barrierWhen I first started gaming, not quite at the dawn of time but definitely a ways back, I was in awe of Game Masters. Whether they were good or not was beside the point, they were the masters of the game. They knew the rules backwards and forwards, brought the world to life, and kept all the wacky, fickle players in line following some semblance of plot. Theirs was an arcane and incomprehensible job that I never thought I would ever be worthy of even attempting. As far as I was concerned, that was impossible. No way in hell was I GM material.

Obviously, something changed between then and now, but it wasn’t necessarily an easy or a quick shift. For me, it took the persistent but gentle(ish) prodding of a particular gaming friend along with a growing understanding of what I liked in a game and might translate into enjoyment for other players. Every player to GM transition is going to be as unique as the people involved, but that sense of insurmountable barrier between player and GM is unfortunately common. Many players have told me they couldn’t possibly run while new GMs mention how hard it was to take those first steps in running a game of their own. Maybe some people fall into it easily, either out of necessity or desire, but it’s not as easy for the rest of us.

Unless you are a naturally confident and charismatic person, jumping into the GM spotlight can be a daunting task.
Think back to your very first game. More than likely, the rules seemed arcane and keeping track of all the stats and the dice was more than a little confusing, but the GM had it all together. They were good at keeping the game moving, telling players what to roll when it was their turn, and it sure felt like they knew the rules by heart. Even the most average of GMs can seem like a rock star to a new player attending their very first game. I’ll fully admit to developing more than a little hero worship for many of the good GMs I’ve gamed with over the years. Unless you are a naturally confident and charismatic person, jumping into the GM spotlight can be a daunting task. (Even then, most of the exceptionally charming people I know often don’t actually feel as self-assured as they seem to the rest of us.)

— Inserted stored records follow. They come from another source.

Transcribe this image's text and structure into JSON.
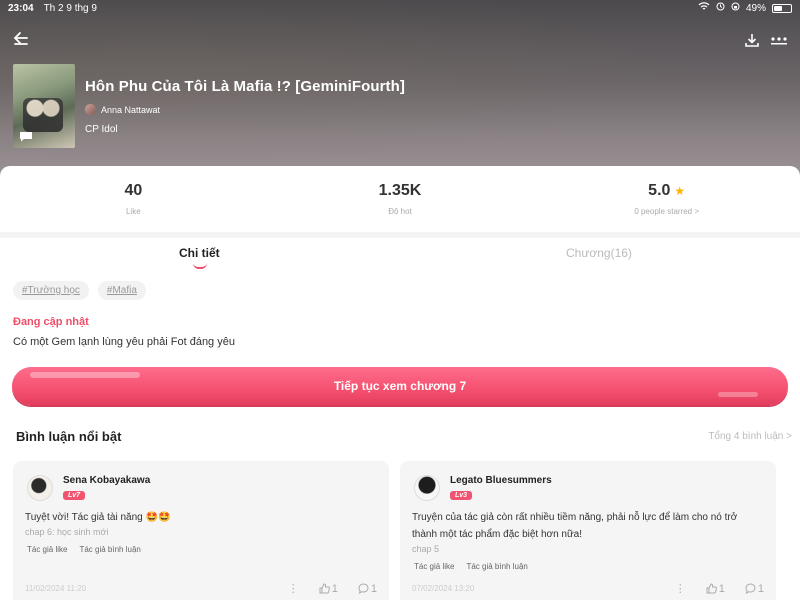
{
  "status": {
    "time": "23:04",
    "date": "Th 2 9 thg 9",
    "battery": "49%",
    "battery_level": 0.49
  },
  "story": {
    "title": "Hôn Phu Của Tôi Là Mafia !? [GeminiFourth]",
    "author": "Anna Nattawat",
    "category": "CP Idol"
  },
  "stats": [
    {
      "value": "40",
      "label": "Like"
    },
    {
      "value": "1.35K",
      "label": "Độ hot"
    },
    {
      "value": "5.0",
      "label": "0 people starred >"
    }
  ],
  "tabs": {
    "details": "Chi tiết",
    "chapters": "Chương(16)"
  },
  "tags": [
    "#Trường học",
    "#Mafia"
  ],
  "status_label": "Đang cập nhật",
  "description": "Có một Gem lạnh lùng yêu phải Fot đáng yêu",
  "cta": "Tiếp tục xem chương 7",
  "comments_section": {
    "title": "Bình luận nổi bật",
    "total": "Tổng 4 bình luận >"
  },
  "comments": [
    {
      "name": "Sena Kobayakawa",
      "level": "Lv7",
      "text": "Tuyệt vời! Tác giả tài năng 🤩🤩",
      "chapter": "chap 6: học sinh mới",
      "chips": [
        "Tác giả like",
        "Tác giả bình luận"
      ],
      "date": "11/02/2024 11:20",
      "likes": "1",
      "replies": "1"
    },
    {
      "name": "Legato Bluesummers",
      "level": "Lv3",
      "text": "Truyện của tác giả còn rất nhiều tiềm năng, phải nỗ lực để làm cho nó trở thành một tác phẩm đặc biệt hơn nữa!",
      "chapter": "chap 5",
      "chips": [
        "Tác giả like",
        "Tác giả bình luận"
      ],
      "date": "07/02/2024 13:20",
      "likes": "1",
      "replies": "1"
    }
  ]
}
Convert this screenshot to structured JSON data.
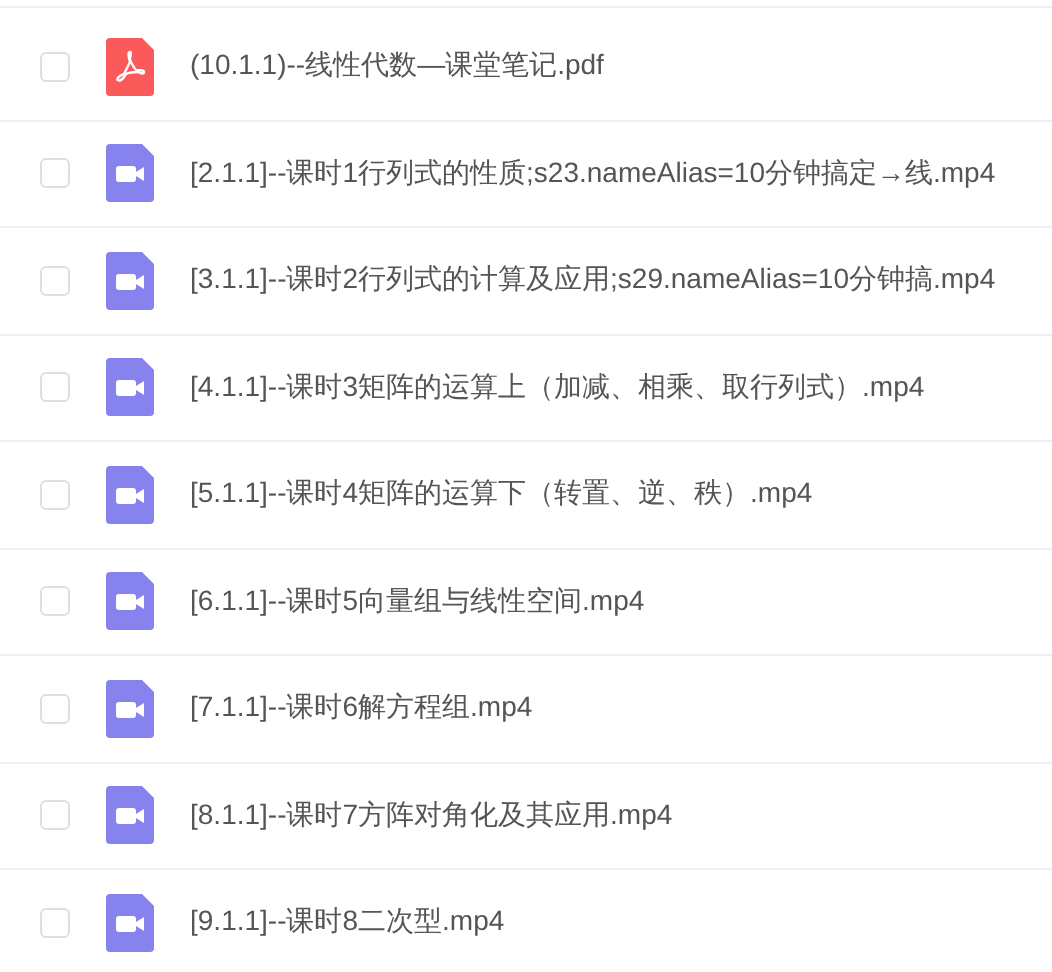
{
  "files": [
    {
      "kind": "pdf",
      "name": "(10.1.1)--线性代数—课堂笔记.pdf",
      "checked": false
    },
    {
      "kind": "video",
      "name": "[2.1.1]--课时1行列式的性质;s23.nameAlias=10分钟搞定→线.mp4",
      "checked": false
    },
    {
      "kind": "video",
      "name": "[3.1.1]--课时2行列式的计算及应用;s29.nameAlias=10分钟搞.mp4",
      "checked": false
    },
    {
      "kind": "video",
      "name": "[4.1.1]--课时3矩阵的运算上（加减、相乘、取行列式）.mp4",
      "checked": false
    },
    {
      "kind": "video",
      "name": "[5.1.1]--课时4矩阵的运算下（转置、逆、秩）.mp4",
      "checked": false
    },
    {
      "kind": "video",
      "name": "[6.1.1]--课时5向量组与线性空间.mp4",
      "checked": false
    },
    {
      "kind": "video",
      "name": "[7.1.1]--课时6解方程组.mp4",
      "checked": false
    },
    {
      "kind": "video",
      "name": "[8.1.1]--课时7方阵对角化及其应用.mp4",
      "checked": false
    },
    {
      "kind": "video",
      "name": "[9.1.1]--课时8二次型.mp4",
      "checked": false
    }
  ]
}
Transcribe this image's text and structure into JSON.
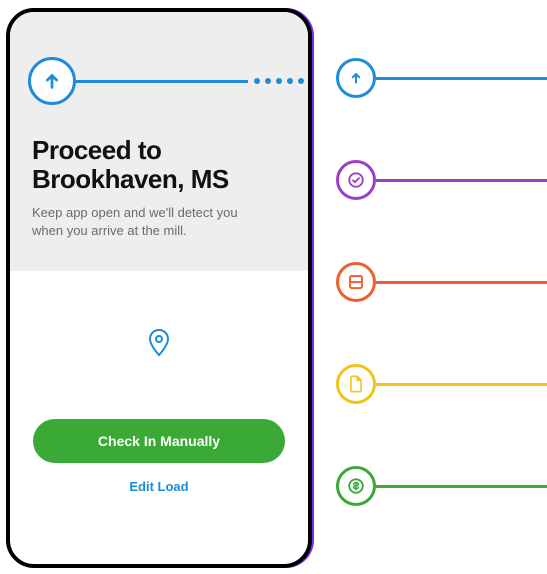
{
  "phone": {
    "heading": "Proceed to Brookhaven, MS",
    "subtext": "Keep app open and we'll detect you when you arrive at the mill.",
    "checkin_button": "Check In Manually",
    "edit_link": "Edit Load"
  },
  "colors": {
    "blue": "#1c8dd6",
    "purple": "#9b3fc6",
    "orange": "#ed5f2d",
    "yellow": "#f0c419",
    "green": "#3aa935"
  },
  "features": [
    {
      "name": "upload",
      "color": "blue"
    },
    {
      "name": "check",
      "color": "purple"
    },
    {
      "name": "scan",
      "color": "orange"
    },
    {
      "name": "doc",
      "color": "yellow"
    },
    {
      "name": "paid",
      "color": "green"
    }
  ]
}
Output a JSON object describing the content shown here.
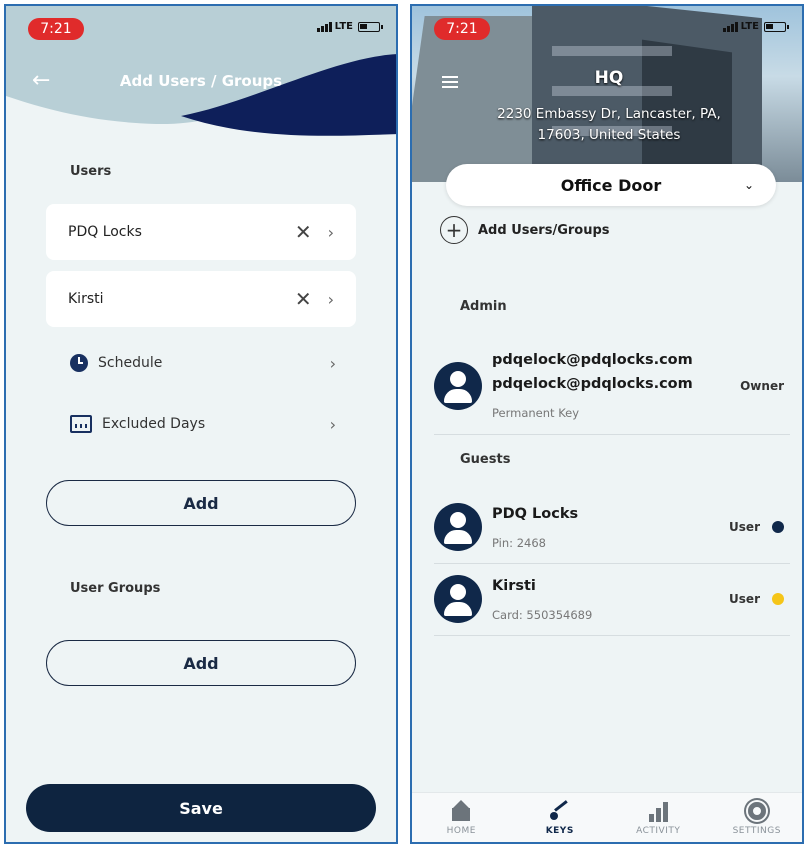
{
  "status": {
    "time": "7:21",
    "network": "LTE"
  },
  "left": {
    "title": "Add Users / Groups",
    "users_label": "Users",
    "users": [
      {
        "name": "PDQ Locks"
      },
      {
        "name": "Kirsti"
      }
    ],
    "options": {
      "schedule": "Schedule",
      "excluded_days": "Excluded Days"
    },
    "add_label": "Add",
    "user_groups_label": "User Groups",
    "add_groups_label": "Add",
    "save_label": "Save",
    "colors": {
      "header_light": "#b8cfd6",
      "header_dark": "#0e1f5a",
      "save_bg": "#0e2440"
    }
  },
  "right": {
    "location_title": "HQ",
    "address_line1": "2230 Embassy Dr, Lancaster, PA,",
    "address_line2": "17603, United States",
    "door": "Office Door",
    "add_users_groups": "Add Users/Groups",
    "admin_label": "Admin",
    "admin": {
      "name_line1": "pdqelock@pdqlocks.com",
      "name_line2": "pdqelock@pdqlocks.com",
      "sub": "Permanent Key",
      "role": "Owner"
    },
    "guests_label": "Guests",
    "guests": [
      {
        "name": "PDQ Locks",
        "sub": "Pin: 2468",
        "role": "User",
        "dot_color": "#10284a"
      },
      {
        "name": "Kirsti",
        "sub": "Card: 550354689",
        "role": "User",
        "dot_color": "#f5c518"
      }
    ],
    "tabs": [
      {
        "label": "HOME",
        "icon": "home-icon"
      },
      {
        "label": "KEYS",
        "icon": "key-icon"
      },
      {
        "label": "ACTIVITY",
        "icon": "activity-icon"
      },
      {
        "label": "SETTINGS",
        "icon": "gear-icon"
      }
    ],
    "active_tab": "KEYS"
  }
}
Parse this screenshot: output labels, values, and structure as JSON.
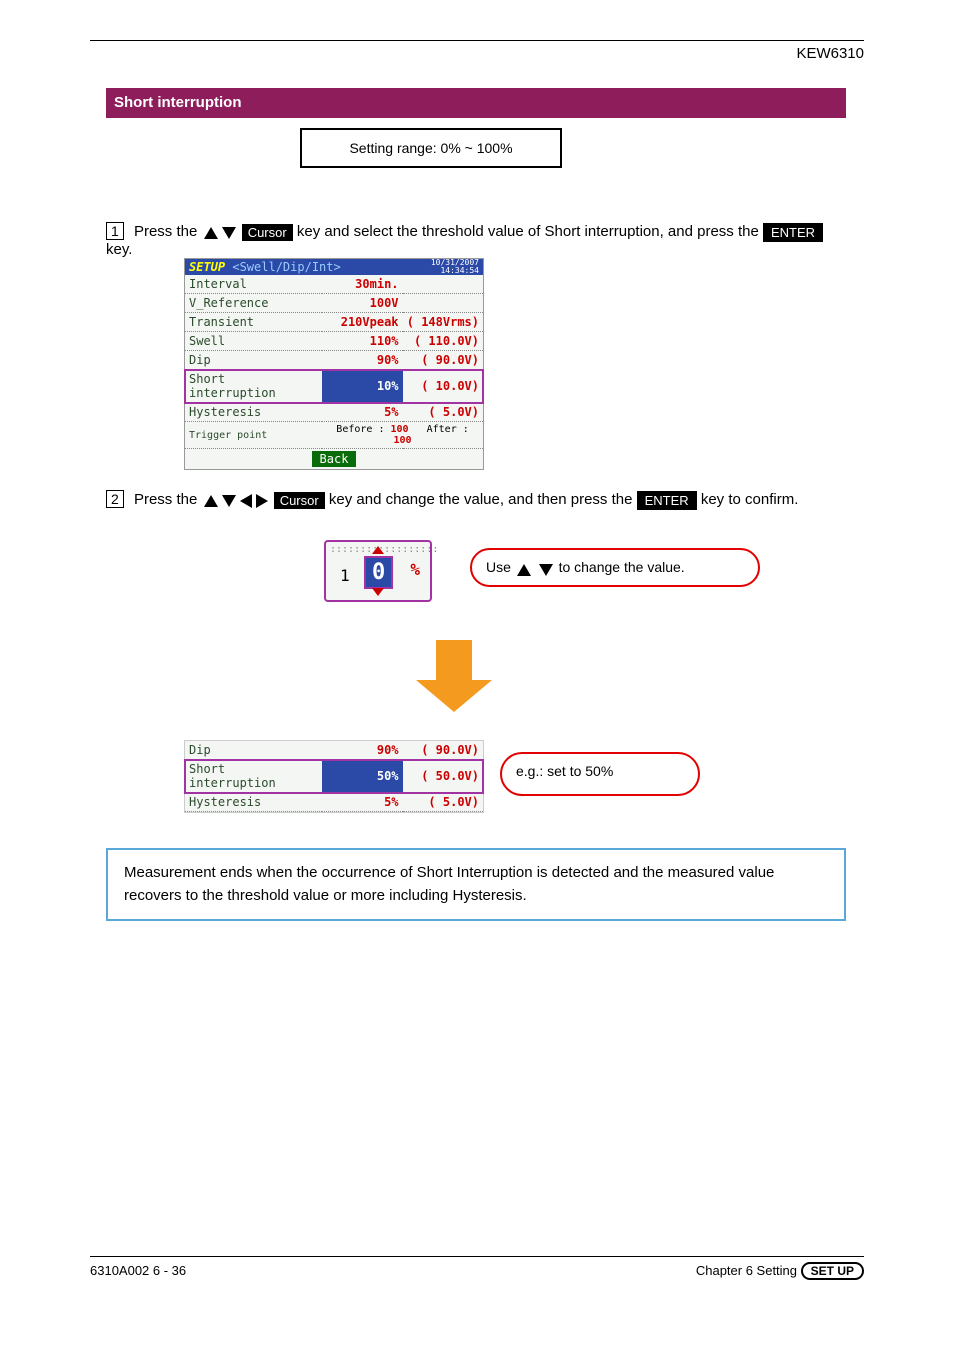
{
  "header_text": "KEW6310",
  "banner_title": "Short interruption",
  "range_box_text": "Setting range: 0% ~ 100%",
  "step1": {
    "prefix": "Press the",
    "cursor_word": "Cursor",
    "mid": "key and select the threshold value of Short interruption, and press the",
    "enter": "ENTER",
    "suffix": "key."
  },
  "step2": {
    "prefix": "Press the",
    "cursor_word": "Cursor",
    "mid": "key and change the value, and then press the",
    "enter": "ENTER",
    "suffix": "key to confirm."
  },
  "screenshot1": {
    "title_main": "SETUP",
    "title_sub": "<Swell/Dip/Int>",
    "date": "10/31/2007",
    "time": "14:34:54",
    "rows": [
      {
        "label": "Interval",
        "val": "30min.",
        "paren": ""
      },
      {
        "label": "V_Reference",
        "val": "100V",
        "paren": ""
      },
      {
        "label": "Transient",
        "val": "210Vpeak",
        "paren": "( 148Vrms)"
      },
      {
        "label": "Swell",
        "val": "110%",
        "paren": "(  110.0V)"
      },
      {
        "label": "Dip",
        "val": "90%",
        "paren": "(   90.0V)"
      },
      {
        "label": "Short interruption",
        "val": "10%",
        "paren": "(   10.0V)",
        "hl": true
      },
      {
        "label": "Hysteresis",
        "val": "5%",
        "paren": "(    5.0V)"
      }
    ],
    "trigger_label": "Trigger point",
    "trigger_before_lbl": "Before :",
    "trigger_before_val": "100",
    "trigger_after_lbl": "After :",
    "trigger_after_val": "100",
    "back_label": "Back"
  },
  "popup": {
    "digit": "0",
    "prefix_one": "1",
    "pct": "%",
    "callout_text": "Use         to change the value."
  },
  "screenshot2": {
    "rows": [
      {
        "label": "Dip",
        "val": "90%",
        "paren": "(   90.0V)"
      },
      {
        "label": "Short interruption",
        "val": "50%",
        "paren": "(   50.0V)",
        "hl": true
      },
      {
        "label": "Hysteresis",
        "val": "5%",
        "paren": "(    5.0V)"
      }
    ],
    "callout_text": "e.g.: set to 50%"
  },
  "infobox_text": "Measurement ends when the occurrence of Short Interruption is detected and the measured value recovers to the threshold value or more including Hysteresis.",
  "footer_left": "6310A002   6 - 36",
  "footer_right_prefix": "Chapter 6  Setting"
}
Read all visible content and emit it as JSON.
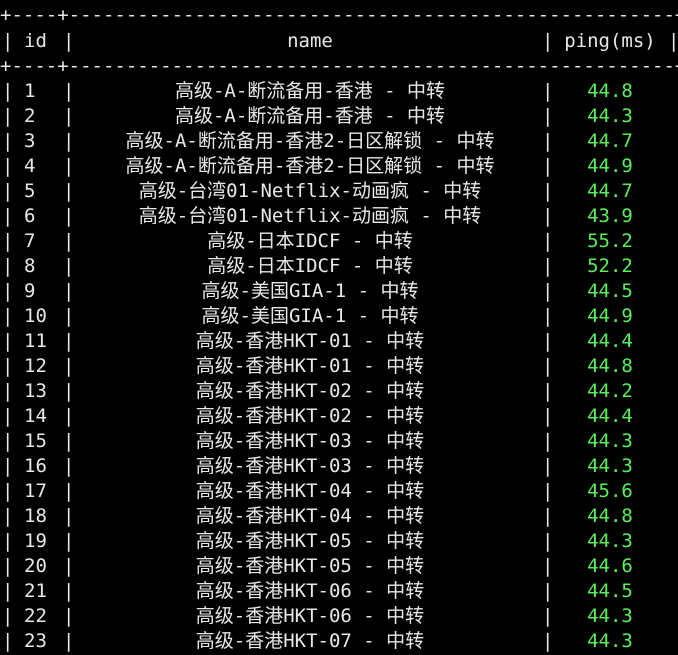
{
  "prompt_fragment": "",
  "border_line": "+----+-----------------------------------------------------+----------+",
  "columns": {
    "id": "id",
    "name": "name",
    "ping": "ping(ms)"
  },
  "colors": {
    "background": "#000000",
    "text": "#e8e8e8",
    "ping_value": "#5af05a"
  },
  "rows": [
    {
      "id": "1",
      "name": "高级-A-断流备用-香港 - 中转",
      "ping": "44.8"
    },
    {
      "id": "2",
      "name": "高级-A-断流备用-香港 - 中转",
      "ping": "44.3"
    },
    {
      "id": "3",
      "name": "高级-A-断流备用-香港2-日区解锁 - 中转",
      "ping": "44.7"
    },
    {
      "id": "4",
      "name": "高级-A-断流备用-香港2-日区解锁 - 中转",
      "ping": "44.9"
    },
    {
      "id": "5",
      "name": "高级-台湾01-Netflix-动画疯 - 中转",
      "ping": "44.7"
    },
    {
      "id": "6",
      "name": "高级-台湾01-Netflix-动画疯 - 中转",
      "ping": "43.9"
    },
    {
      "id": "7",
      "name": "高级-日本IDCF - 中转",
      "ping": "55.2"
    },
    {
      "id": "8",
      "name": "高级-日本IDCF - 中转",
      "ping": "52.2"
    },
    {
      "id": "9",
      "name": "高级-美国GIA-1 - 中转",
      "ping": "44.5"
    },
    {
      "id": "10",
      "name": "高级-美国GIA-1 - 中转",
      "ping": "44.9"
    },
    {
      "id": "11",
      "name": "高级-香港HKT-01 - 中转",
      "ping": "44.4"
    },
    {
      "id": "12",
      "name": "高级-香港HKT-01 - 中转",
      "ping": "44.8"
    },
    {
      "id": "13",
      "name": "高级-香港HKT-02 - 中转",
      "ping": "44.2"
    },
    {
      "id": "14",
      "name": "高级-香港HKT-02 - 中转",
      "ping": "44.4"
    },
    {
      "id": "15",
      "name": "高级-香港HKT-03 - 中转",
      "ping": "44.3"
    },
    {
      "id": "16",
      "name": "高级-香港HKT-03 - 中转",
      "ping": "44.3"
    },
    {
      "id": "17",
      "name": "高级-香港HKT-04 - 中转",
      "ping": "45.6"
    },
    {
      "id": "18",
      "name": "高级-香港HKT-04 - 中转",
      "ping": "44.8"
    },
    {
      "id": "19",
      "name": "高级-香港HKT-05 - 中转",
      "ping": "44.3"
    },
    {
      "id": "20",
      "name": "高级-香港HKT-05 - 中转",
      "ping": "44.6"
    },
    {
      "id": "21",
      "name": "高级-香港HKT-06 - 中转",
      "ping": "44.5"
    },
    {
      "id": "22",
      "name": "高级-香港HKT-06 - 中转",
      "ping": "44.3"
    },
    {
      "id": "23",
      "name": "高级-香港HKT-07 - 中转",
      "ping": "44.3"
    }
  ]
}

Beyond the confidence needed to run, there are the rules and the prep. Race statistics, attribute distribution, initiative order, encounter creation, monster abilities, combat resolution, damage and death, equipment stats, and so on. Even when you see the GM pick up the rulebook to look something up, it still feels like they know the rules better than you ever will. Phil recently wrote a great article on how to approach a game system for the first time, but if it’s your first time ever GMing, it’s a little scarier. I started playing with AD&D and Champions, so I was completely intimidated. Maybe I could get a handle on the character creation rules, but the rest was an overwhelming mountain of data I felt I HAD to know before I could run a game.

So how do you get past that barrier to entry between player and GM?

For Potential GMs:

Simply put, it takes time and determination. For me, I had been playing long enough that I’d played with some really good GMs, but I’d also played with some really awful ones. Those awful ones eventually start to make you wonder whether or not you could do a better job. How could I complain about poor GMing if I had never even tried to run a game of my own? There’s also the push that comes from wanting to play a certain type of game. A married couple I know both really enjoy military games and Cthulhu games, but their fix on those games at conventions. Eventually they said to heck with it and dove into GMing side of the pool. Now they both run the games they love at various conventions.

Ultimately, it can only hurt so much to give it a try. Find a game you like, gather together some gaming friends you trust, and run it. You can read all the GMing advice out there, but you won’t truly learn how to be a GM until you just do it.

For Experienced GMs:

If you’ve been running games for a while, it’s easy to forget how hard those first, tentative steps into GMing can be. Consider taking some time to encourage and nurture the potential GMs among your players. Unless you’ve got a bit of an arrogance problem, your players learning what it takes to run a game can only help you. Gaining an understanding of what it takes to actually prep and run a game will create a new appreciation for all the work that you do. You’ll also be cultivating additional GMs in your group to help alleviate burnout and give you the chance to relax and play on occasion.

Whether you’re nudging the newbie GM into action, offering guidance on the best game for them to run, or providing feedback and constructive criticism on how to improve their games, you’re a vital resource in helping create the next wave of GMs.

There’s no one perfect or correct path for becoming a GM, but I know it was the support and encouragement of the GMs around me that lead me to where I am today. Hopefully I can pay it forward with a nudge or two of my own towards the next generation of GMs.